WHAT THIS TASK INVOLVES >>
Exact duplicates of all the records are needed.

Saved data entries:

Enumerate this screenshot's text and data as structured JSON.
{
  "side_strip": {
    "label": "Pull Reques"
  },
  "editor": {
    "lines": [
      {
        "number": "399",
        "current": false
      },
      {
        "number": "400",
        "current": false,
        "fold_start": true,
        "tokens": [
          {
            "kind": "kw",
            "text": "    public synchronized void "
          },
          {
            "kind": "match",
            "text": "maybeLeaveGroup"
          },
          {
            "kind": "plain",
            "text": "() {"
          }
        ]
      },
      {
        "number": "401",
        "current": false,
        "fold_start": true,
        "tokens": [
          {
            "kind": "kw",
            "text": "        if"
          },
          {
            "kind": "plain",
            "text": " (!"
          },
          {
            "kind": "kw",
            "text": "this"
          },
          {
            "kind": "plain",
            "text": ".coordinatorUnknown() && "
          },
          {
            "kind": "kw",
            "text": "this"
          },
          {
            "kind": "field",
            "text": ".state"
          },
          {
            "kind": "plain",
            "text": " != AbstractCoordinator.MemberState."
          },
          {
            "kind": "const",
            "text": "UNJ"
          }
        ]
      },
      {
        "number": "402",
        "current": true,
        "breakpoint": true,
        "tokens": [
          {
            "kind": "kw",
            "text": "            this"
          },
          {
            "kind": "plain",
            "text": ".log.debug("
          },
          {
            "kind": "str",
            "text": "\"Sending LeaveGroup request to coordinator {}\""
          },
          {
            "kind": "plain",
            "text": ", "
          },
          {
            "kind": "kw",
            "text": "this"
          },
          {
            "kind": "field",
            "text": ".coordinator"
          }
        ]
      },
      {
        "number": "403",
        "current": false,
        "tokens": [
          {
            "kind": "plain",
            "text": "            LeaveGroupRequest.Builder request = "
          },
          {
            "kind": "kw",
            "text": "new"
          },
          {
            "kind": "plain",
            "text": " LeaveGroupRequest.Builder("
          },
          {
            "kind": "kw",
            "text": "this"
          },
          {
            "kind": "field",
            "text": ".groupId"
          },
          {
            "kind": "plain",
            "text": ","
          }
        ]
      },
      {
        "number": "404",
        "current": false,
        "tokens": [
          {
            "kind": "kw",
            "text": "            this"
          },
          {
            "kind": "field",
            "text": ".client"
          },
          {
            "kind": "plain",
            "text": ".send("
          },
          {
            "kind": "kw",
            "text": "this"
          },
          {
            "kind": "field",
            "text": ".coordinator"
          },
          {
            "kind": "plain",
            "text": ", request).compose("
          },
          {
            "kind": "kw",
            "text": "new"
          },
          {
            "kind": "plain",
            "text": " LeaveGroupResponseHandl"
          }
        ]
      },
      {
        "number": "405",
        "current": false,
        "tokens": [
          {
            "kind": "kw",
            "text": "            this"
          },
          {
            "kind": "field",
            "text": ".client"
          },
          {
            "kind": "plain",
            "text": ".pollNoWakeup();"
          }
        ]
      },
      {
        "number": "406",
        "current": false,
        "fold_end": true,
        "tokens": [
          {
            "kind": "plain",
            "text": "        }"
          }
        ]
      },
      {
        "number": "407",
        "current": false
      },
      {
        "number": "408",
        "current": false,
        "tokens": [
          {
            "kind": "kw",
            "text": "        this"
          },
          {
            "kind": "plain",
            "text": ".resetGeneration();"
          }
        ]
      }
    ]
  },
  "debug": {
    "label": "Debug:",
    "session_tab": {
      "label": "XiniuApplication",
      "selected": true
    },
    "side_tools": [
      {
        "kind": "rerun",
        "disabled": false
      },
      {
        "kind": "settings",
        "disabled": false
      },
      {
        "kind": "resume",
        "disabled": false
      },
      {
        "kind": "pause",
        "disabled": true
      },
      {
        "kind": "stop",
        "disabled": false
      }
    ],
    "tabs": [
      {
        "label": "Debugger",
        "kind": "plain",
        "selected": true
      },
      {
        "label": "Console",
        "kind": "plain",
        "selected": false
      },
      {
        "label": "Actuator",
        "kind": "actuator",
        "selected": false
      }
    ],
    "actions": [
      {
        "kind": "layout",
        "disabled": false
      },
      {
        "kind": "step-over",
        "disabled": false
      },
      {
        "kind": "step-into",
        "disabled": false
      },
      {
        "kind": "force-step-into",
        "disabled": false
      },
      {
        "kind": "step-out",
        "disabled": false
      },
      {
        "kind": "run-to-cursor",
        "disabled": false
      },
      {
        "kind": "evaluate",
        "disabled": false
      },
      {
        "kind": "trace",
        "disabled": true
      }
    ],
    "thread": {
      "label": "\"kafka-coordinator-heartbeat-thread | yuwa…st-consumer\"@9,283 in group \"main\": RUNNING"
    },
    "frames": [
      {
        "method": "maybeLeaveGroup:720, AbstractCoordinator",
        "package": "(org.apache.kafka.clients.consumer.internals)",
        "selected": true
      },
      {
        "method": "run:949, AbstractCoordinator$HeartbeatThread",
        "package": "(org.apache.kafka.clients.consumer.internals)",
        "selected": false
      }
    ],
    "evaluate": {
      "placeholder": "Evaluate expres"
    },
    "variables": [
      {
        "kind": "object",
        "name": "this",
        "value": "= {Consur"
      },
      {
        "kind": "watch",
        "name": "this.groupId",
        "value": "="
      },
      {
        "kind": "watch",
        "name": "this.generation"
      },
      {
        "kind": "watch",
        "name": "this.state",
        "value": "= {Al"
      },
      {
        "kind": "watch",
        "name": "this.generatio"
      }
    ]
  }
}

SOLUTION FOR THIS PROBLEM >>
Enumerate this screenshot's text and data as structured JSON.
{
  "side_strip": {
    "label": "Pull Reques"
  },
  "editor": {
    "lines": [
      {
        "number": "399",
        "current": false
      },
      {
        "number": "400",
        "current": false,
        "fold_start": true,
        "tokens": [
          {
            "kind": "kw",
            "text": "    public synchronized void "
          },
          {
            "kind": "match",
            "text": "maybeLeaveGroup"
          },
          {
            "kind": "plain",
            "text": "() {"
          }
        ]
      },
      {
        "number": "401",
        "current": false,
        "fold_start": true,
        "tokens": [
          {
            "kind": "kw",
            "text": "        if"
          },
          {
            "kind": "plain",
            "text": " (!"
          },
          {
            "kind": "kw",
            "text": "this"
          },
          {
            "kind": "plain",
            "text": ".coordinatorUnknown() && "
          },
          {
            "kind": "kw",
            "text": "this"
          },
          {
            "kind": "field",
            "text": ".state"
          },
          {
            "kind": "plain",
            "text": " != AbstractCoordinator.MemberState."
          },
          {
            "kind": "const",
            "text": "UNJ"
          }
        ]
      },
      {
        "number": "402",
        "current": true,
        "breakpoint": true,
        "tokens": [
          {
            "kind": "kw",
            "text": "            this"
          },
          {
            "kind": "plain",
            "text": ".log.debug("
          },
          {
            "kind": "str",
            "text": "\"Sending LeaveGroup request to coordinator {}\""
          },
          {
            "kind": "plain",
            "text": ", "
          },
          {
            "kind": "kw",
            "text": "this"
          },
          {
            "kind": "field",
            "text": ".coordinator"
          }
        ]
      },
      {
        "number": "403",
        "current": false,
        "tokens": [
          {
            "kind": "plain",
            "text": "            LeaveGroupRequest.Builder request = "
          },
          {
            "kind": "kw",
            "text": "new"
          },
          {
            "kind": "plain",
            "text": " LeaveGroupRequest.Builder("
          },
          {
            "kind": "kw",
            "text": "this"
          },
          {
            "kind": "field",
            "text": ".groupId"
          },
          {
            "kind": "plain",
            "text": ","
          }
        ]
      },
      {
        "number": "404",
        "current": false,
        "tokens": [
          {
            "kind": "kw",
            "text": "            this"
          },
          {
            "kind": "field",
            "text": ".client"
          },
          {
            "kind": "plain",
            "text": ".send("
          },
          {
            "kind": "kw",
            "text": "this"
          },
          {
            "kind": "field",
            "text": ".coordinator"
          },
          {
            "kind": "plain",
            "text": ", request).compose("
          },
          {
            "kind": "kw",
            "text": "new"
          },
          {
            "kind": "plain",
            "text": " LeaveGroupResponseHandl"
          }
        ]
      },
      {
        "number": "405",
        "current": false,
        "tokens": [
          {
            "kind": "kw",
            "text": "            this"
          },
          {
            "kind": "field",
            "text": ".client"
          },
          {
            "kind": "plain",
            "text": ".pollNoWakeup();"
          }
        ]
      },
      {
        "number": "406",
        "current": false,
        "fold_end": true,
        "tokens": [
          {
            "kind": "plain",
            "text": "        }"
          }
        ]
      },
      {
        "number": "407",
        "current": false
      },
      {
        "number": "408",
        "current": false,
        "tokens": [
          {
            "kind": "kw",
            "text": "        this"
          },
          {
            "kind": "plain",
            "text": ".resetGeneration();"
          }
        ]
      }
    ]
  },
  "debug": {
    "label": "Debug:",
    "session_tab": {
      "label": "XiniuApplication",
      "selected": true
    },
    "side_tools": [
      {
        "kind": "rerun",
        "disabled": false
      },
      {
        "kind": "settings",
        "disabled": false
      },
      {
        "kind": "resume",
        "disabled": false
      },
      {
        "kind": "pause",
        "disabled": true
      },
      {
        "kind": "stop",
        "disabled": false
      }
    ],
    "tabs": [
      {
        "label": "Debugger",
        "kind": "plain",
        "selected": true
      },
      {
        "label": "Console",
        "kind": "plain",
        "selected": false
      },
      {
        "label": "Actuator",
        "kind": "actuator",
        "selected": false
      }
    ],
    "actions": [
      {
        "kind": "layout",
        "disabled": false
      },
      {
        "kind": "step-over",
        "disabled": false
      },
      {
        "kind": "step-into",
        "disabled": false
      },
      {
        "kind": "force-step-into",
        "disabled": false
      },
      {
        "kind": "step-out",
        "disabled": false
      },
      {
        "kind": "run-to-cursor",
        "disabled": false
      },
      {
        "kind": "evaluate",
        "disabled": false
      },
      {
        "kind": "trace",
        "disabled": true
      }
    ],
    "thread": {
      "label": "\"kafka-coordinator-heartbeat-thread | yuwa…st-consumer\"@9,283 in group \"main\": RUNNING"
    },
    "frames": [
      {
        "method": "maybeLeaveGroup:720, AbstractCoordinator",
        "package": "(org.apache.kafka.clients.consumer.internals)",
        "selected": true
      },
      {
        "method": "run:949, AbstractCoordinator$HeartbeatThread",
        "package": "(org.apache.kafka.clients.consumer.internals)",
        "selected": false
      }
    ],
    "evaluate": {
      "placeholder": "Evaluate expres"
    },
    "variables": [
      {
        "kind": "object",
        "name": "this",
        "value": "= {Consur"
      },
      {
        "kind": "watch",
        "name": "this.groupId",
        "value": "="
      },
      {
        "kind": "watch",
        "name": "this.generation"
      },
      {
        "kind": "watch",
        "name": "this.state",
        "value": "= {Al"
      },
      {
        "kind": "watch",
        "name": "this.generatio"
      }
    ]
  }
}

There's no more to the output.